(Exercise prompt): Gather each line in the entries that includes the string "illustration".

Records excerpted from a collection:
----
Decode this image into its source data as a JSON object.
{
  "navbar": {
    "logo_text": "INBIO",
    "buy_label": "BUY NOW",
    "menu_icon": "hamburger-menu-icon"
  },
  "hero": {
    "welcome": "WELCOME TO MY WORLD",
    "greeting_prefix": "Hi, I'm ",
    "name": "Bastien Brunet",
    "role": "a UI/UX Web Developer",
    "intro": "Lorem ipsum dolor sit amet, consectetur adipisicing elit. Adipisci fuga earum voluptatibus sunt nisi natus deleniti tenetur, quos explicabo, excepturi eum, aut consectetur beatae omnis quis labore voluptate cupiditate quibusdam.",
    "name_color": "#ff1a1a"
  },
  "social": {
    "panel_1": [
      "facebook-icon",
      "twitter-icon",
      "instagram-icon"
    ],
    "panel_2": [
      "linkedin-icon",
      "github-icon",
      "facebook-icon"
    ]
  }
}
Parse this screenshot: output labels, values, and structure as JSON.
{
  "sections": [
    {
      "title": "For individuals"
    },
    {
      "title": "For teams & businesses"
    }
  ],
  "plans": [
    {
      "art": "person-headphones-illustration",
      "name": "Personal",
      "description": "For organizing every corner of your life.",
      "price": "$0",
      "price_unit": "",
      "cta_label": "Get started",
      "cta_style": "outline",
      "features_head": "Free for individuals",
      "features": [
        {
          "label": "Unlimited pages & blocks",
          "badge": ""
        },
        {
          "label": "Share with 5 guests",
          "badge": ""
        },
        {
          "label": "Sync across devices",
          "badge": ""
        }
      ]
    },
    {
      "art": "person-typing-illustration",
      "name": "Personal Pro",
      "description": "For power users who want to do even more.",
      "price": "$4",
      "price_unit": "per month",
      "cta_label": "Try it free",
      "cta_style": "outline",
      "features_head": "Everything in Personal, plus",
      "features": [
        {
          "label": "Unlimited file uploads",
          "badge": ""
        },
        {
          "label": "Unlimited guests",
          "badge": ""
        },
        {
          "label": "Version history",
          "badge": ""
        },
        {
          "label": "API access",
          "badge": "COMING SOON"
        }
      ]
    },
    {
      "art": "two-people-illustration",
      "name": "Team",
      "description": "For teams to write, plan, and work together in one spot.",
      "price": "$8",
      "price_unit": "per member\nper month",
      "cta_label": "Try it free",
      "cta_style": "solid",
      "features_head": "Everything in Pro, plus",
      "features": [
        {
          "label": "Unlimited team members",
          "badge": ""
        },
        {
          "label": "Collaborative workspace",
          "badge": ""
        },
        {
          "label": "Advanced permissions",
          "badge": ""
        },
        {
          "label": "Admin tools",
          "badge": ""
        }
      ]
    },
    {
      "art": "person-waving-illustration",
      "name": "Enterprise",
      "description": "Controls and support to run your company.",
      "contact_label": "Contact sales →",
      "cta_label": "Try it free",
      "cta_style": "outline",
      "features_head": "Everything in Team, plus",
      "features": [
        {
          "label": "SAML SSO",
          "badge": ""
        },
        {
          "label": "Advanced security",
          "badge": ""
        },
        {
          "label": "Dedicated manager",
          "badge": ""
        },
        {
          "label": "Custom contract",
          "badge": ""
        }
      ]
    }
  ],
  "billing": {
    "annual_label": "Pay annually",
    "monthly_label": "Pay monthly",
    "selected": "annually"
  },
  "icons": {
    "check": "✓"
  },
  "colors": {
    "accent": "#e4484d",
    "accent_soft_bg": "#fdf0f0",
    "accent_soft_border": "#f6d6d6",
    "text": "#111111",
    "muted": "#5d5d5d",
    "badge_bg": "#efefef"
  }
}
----
(Answer for the task):
      "art": "person-headphones-illustration",
      "art": "person-typing-illustration",
      "art": "two-people-illustration",
      "art": "person-waving-illustration",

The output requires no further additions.